### Record set
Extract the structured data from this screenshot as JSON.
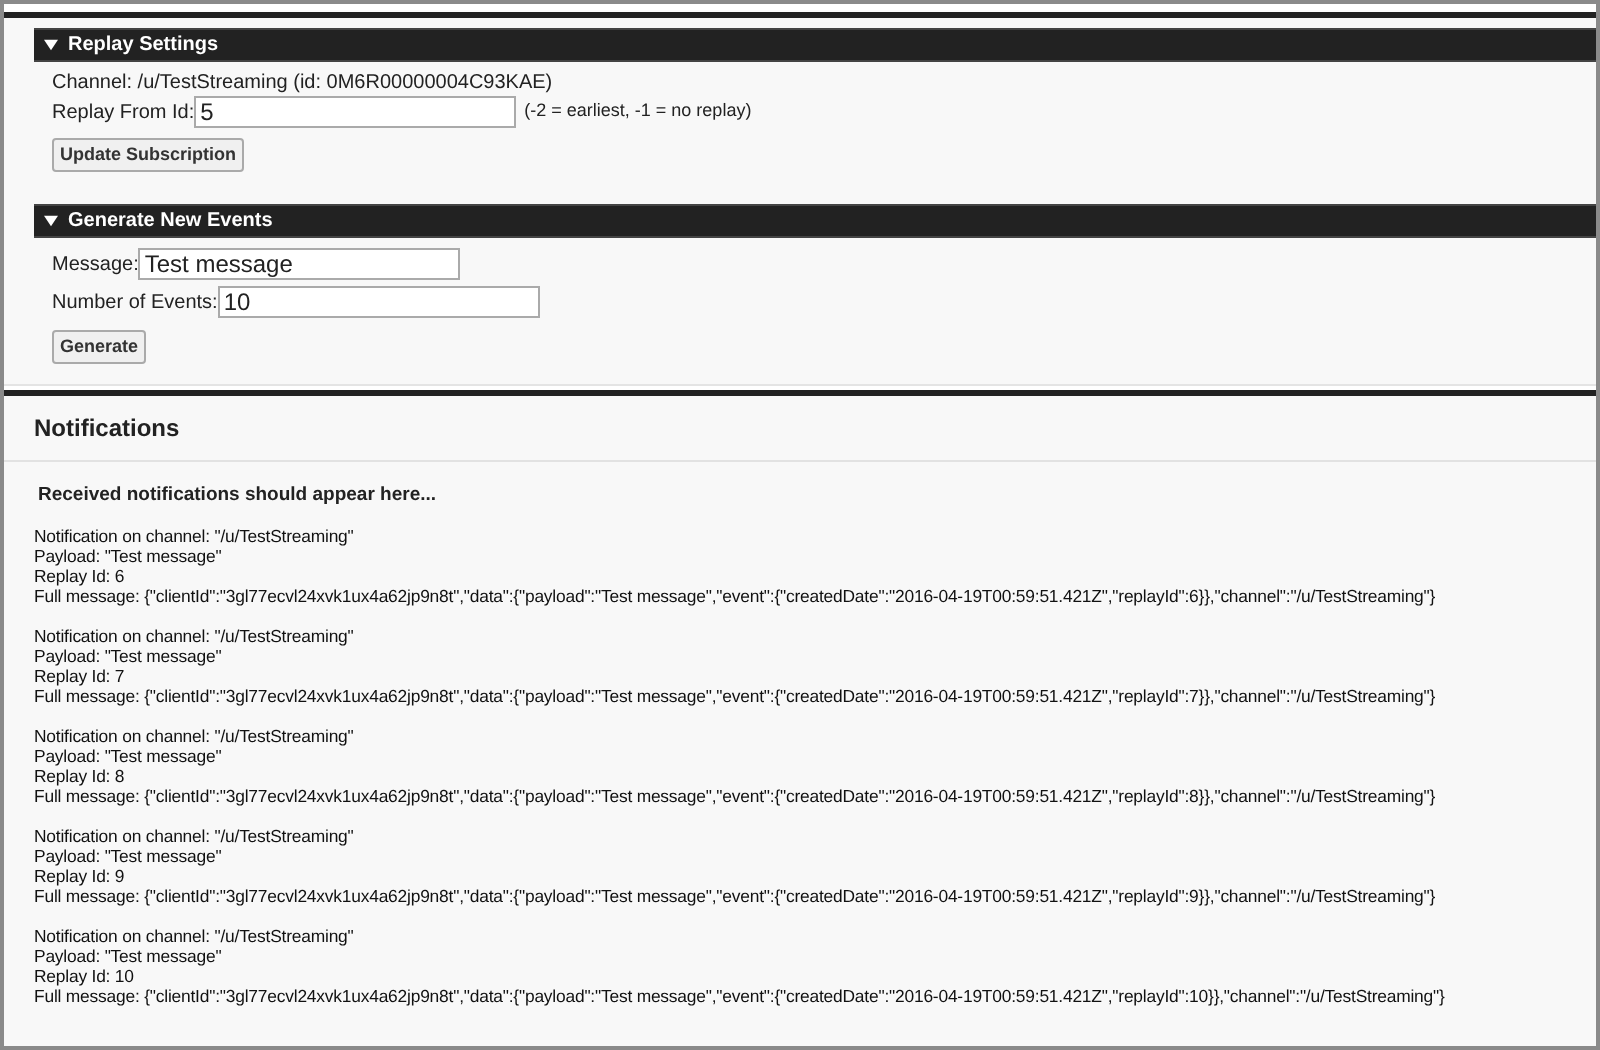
{
  "replay_settings": {
    "title": "Replay Settings",
    "expanded": true,
    "channel": "Channel:  /u/TestStreaming (id:  0M6R00000004C93KAE)",
    "replay_from_id": {
      "label": "Replay From Id:",
      "value": "5",
      "hint": "(-2 = earliest, -1 = no replay)"
    },
    "button": "Update Subscription"
  },
  "generate_new_events": {
    "title": "Generate New Events",
    "expanded": true,
    "message": {
      "label": "Message:",
      "value": "Test message"
    },
    "number_of_events": {
      "label": "Number of Events:",
      "value": "10"
    },
    "button": "Generate"
  },
  "notifications": {
    "title": "Notifications",
    "intro": "Received notifications should appear here...",
    "items": [
      {
        "channel": "Notification on channel: \"/u/TestStreaming\"",
        "payload": "Payload: \"Test message\"",
        "replay_id": "Replay Id: 6",
        "full_message": "Full message: {\"clientId\":\"3gl77ecvl24xvk1ux4a62jp9n8t\",\"data\":{\"payload\":\"Test message\",\"event\":{\"createdDate\":\"2016-04-19T00:59:51.421Z\",\"replayId\":6}},\"channel\":\"/u/TestStreaming\"}"
      },
      {
        "channel": "Notification on channel: \"/u/TestStreaming\"",
        "payload": "Payload: \"Test message\"",
        "replay_id": "Replay Id: 7",
        "full_message": "Full message: {\"clientId\":\"3gl77ecvl24xvk1ux4a62jp9n8t\",\"data\":{\"payload\":\"Test message\",\"event\":{\"createdDate\":\"2016-04-19T00:59:51.421Z\",\"replayId\":7}},\"channel\":\"/u/TestStreaming\"}"
      },
      {
        "channel": "Notification on channel: \"/u/TestStreaming\"",
        "payload": "Payload: \"Test message\"",
        "replay_id": "Replay Id: 8",
        "full_message": "Full message: {\"clientId\":\"3gl77ecvl24xvk1ux4a62jp9n8t\",\"data\":{\"payload\":\"Test message\",\"event\":{\"createdDate\":\"2016-04-19T00:59:51.421Z\",\"replayId\":8}},\"channel\":\"/u/TestStreaming\"}"
      },
      {
        "channel": "Notification on channel: \"/u/TestStreaming\"",
        "payload": "Payload: \"Test message\"",
        "replay_id": "Replay Id: 9",
        "full_message": "Full message: {\"clientId\":\"3gl77ecvl24xvk1ux4a62jp9n8t\",\"data\":{\"payload\":\"Test message\",\"event\":{\"createdDate\":\"2016-04-19T00:59:51.421Z\",\"replayId\":9}},\"channel\":\"/u/TestStreaming\"}"
      },
      {
        "channel": "Notification on channel: \"/u/TestStreaming\"",
        "payload": "Payload: \"Test message\"",
        "replay_id": "Replay Id: 10",
        "full_message": "Full message: {\"clientId\":\"3gl77ecvl24xvk1ux4a62jp9n8t\",\"data\":{\"payload\":\"Test message\",\"event\":{\"createdDate\":\"2016-04-19T00:59:51.421Z\",\"replayId\":10}},\"channel\":\"/u/TestStreaming\"}"
      }
    ]
  }
}
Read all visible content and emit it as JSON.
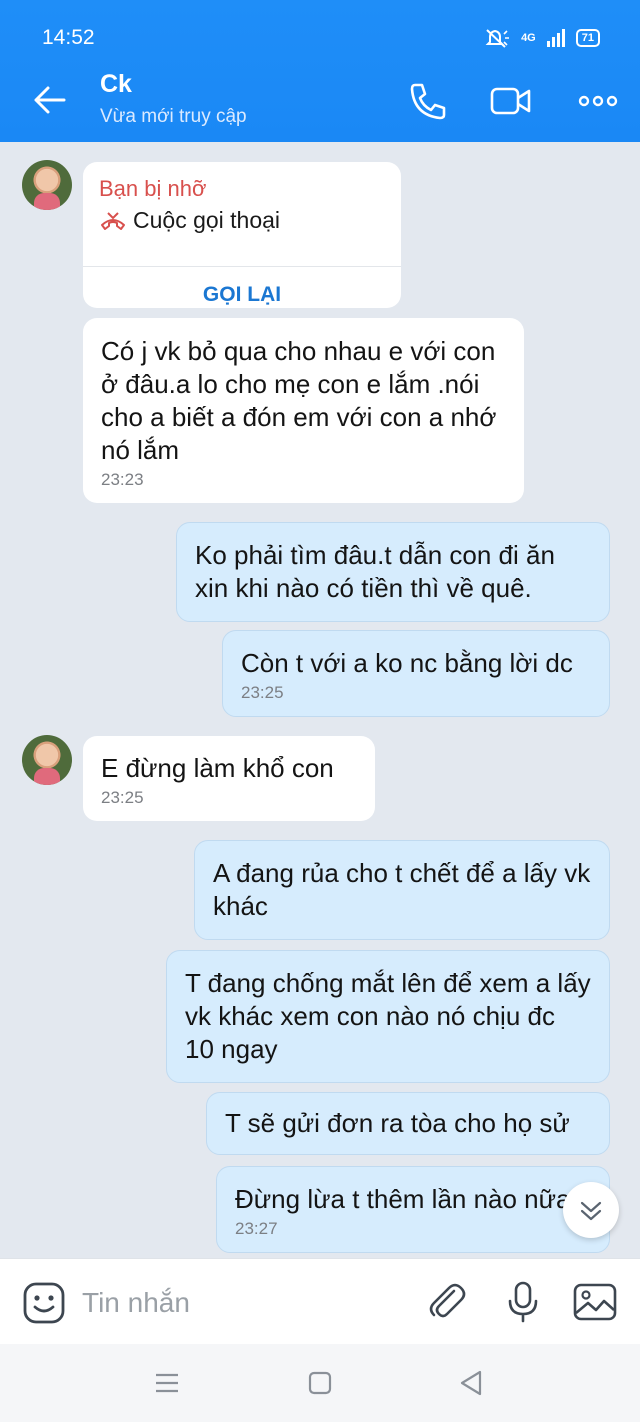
{
  "status_bar": {
    "time": "14:52",
    "network": "4G",
    "battery": "71"
  },
  "header": {
    "contact_name": "Ck",
    "contact_status": "Vừa mới truy cập"
  },
  "missed_call": {
    "title": "Bạn bị nhỡ",
    "subtitle": "Cuộc gọi thoại",
    "action": "GỌI LẠI"
  },
  "messages": [
    {
      "text": "Có j vk bỏ qua cho nhau e với con ở đâu.a lo cho mẹ con e lắm .nói cho a biết a đón em với con a nhớ nó lắm",
      "time": "23:23"
    },
    {
      "text": "Ko phải tìm đâu.t dẫn con đi ăn xin khi nào có tiền thì về quê.",
      "time": ""
    },
    {
      "text": "Còn t với a ko nc bằng lời dc",
      "time": "23:25"
    },
    {
      "text": "E đừng làm khổ con",
      "time": "23:25"
    },
    {
      "text": "A đang rủa cho t chết để a lấy vk khác",
      "time": ""
    },
    {
      "text": "T đang chống mắt lên để xem a lấy vk khác xem con nào nó chịu đc 10 ngay",
      "time": ""
    },
    {
      "text": "T sẽ gửi đơn ra tòa cho họ sử",
      "time": ""
    },
    {
      "text": "Đừng lừa t thêm lần nào nữa",
      "time": "23:27"
    }
  ],
  "composer": {
    "placeholder": "Tin nhắn"
  },
  "colors": {
    "header": "#1a88f5",
    "sent_bubble": "#d6ecfd",
    "received_bubble": "#ffffff",
    "missed_call": "#d8504d",
    "action": "#1b77d2"
  }
}
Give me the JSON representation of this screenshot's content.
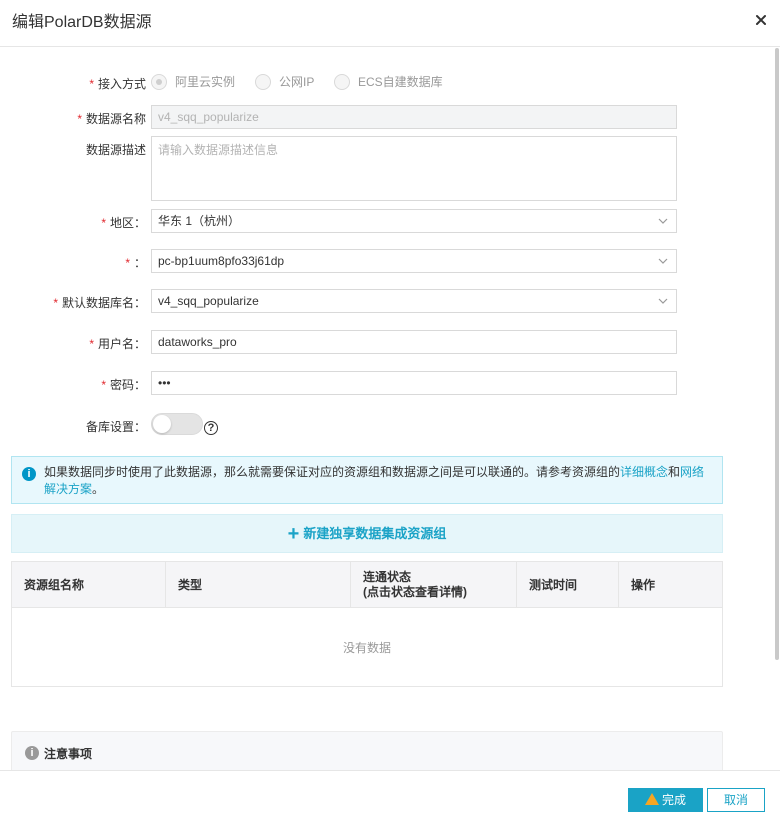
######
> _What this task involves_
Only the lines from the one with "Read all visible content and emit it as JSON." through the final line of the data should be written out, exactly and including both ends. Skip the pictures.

> _Output_
Read all visible content and emit it as JSON.
{
  "status_bar": {
    "time": "14:52",
    "network": "4G",
    "battery": "71"
  },
  "header": {
    "contact_name": "Ck",
    "contact_status": "Vừa mới truy cập"
  },
  "missed_call": {
    "title": "Bạn bị nhỡ",
    "subtitle": "Cuộc gọi thoại",
    "action": "GỌI LẠI"
  },
  "messages": [
    {
      "text": "Có j vk bỏ qua cho nhau e với con ở đâu.a lo cho mẹ con e lắm .nói cho a biết a đón em với con a nhớ nó lắm",
      "time": "23:23"
    },
    {
      "text": "Ko phải tìm đâu.t dẫn con đi ăn xin khi nào có tiền thì về quê.",
      "time": ""
    },
    {
      "text": "Còn t với a ko nc bằng lời dc",
      "time": "23:25"
    },
    {
      "text": "E đừng làm khổ con",
      "time": "23:25"
    },
    {
      "text": "A đang rủa cho t chết để a lấy vk khác",
      "time": ""
    },
    {
      "text": "T đang chống mắt lên để xem a lấy vk khác xem con nào nó chịu đc 10 ngay",
      "time": ""
    },
    {
      "text": "T sẽ gửi đơn ra tòa cho họ sử",
      "time": ""
    },
    {
      "text": "Đừng lừa t thêm lần nào nữa",
      "time": "23:27"
    }
  ],
  "composer": {
    "placeholder": "Tin nhắn"
  },
  "colors": {
    "header": "#1a88f5",
    "sent_bubble": "#d6ecfd",
    "received_bubble": "#ffffff",
    "missed_call": "#d8504d",
    "action": "#1b77d2"
  }
}
Give me the JSON representation of this screenshot's content.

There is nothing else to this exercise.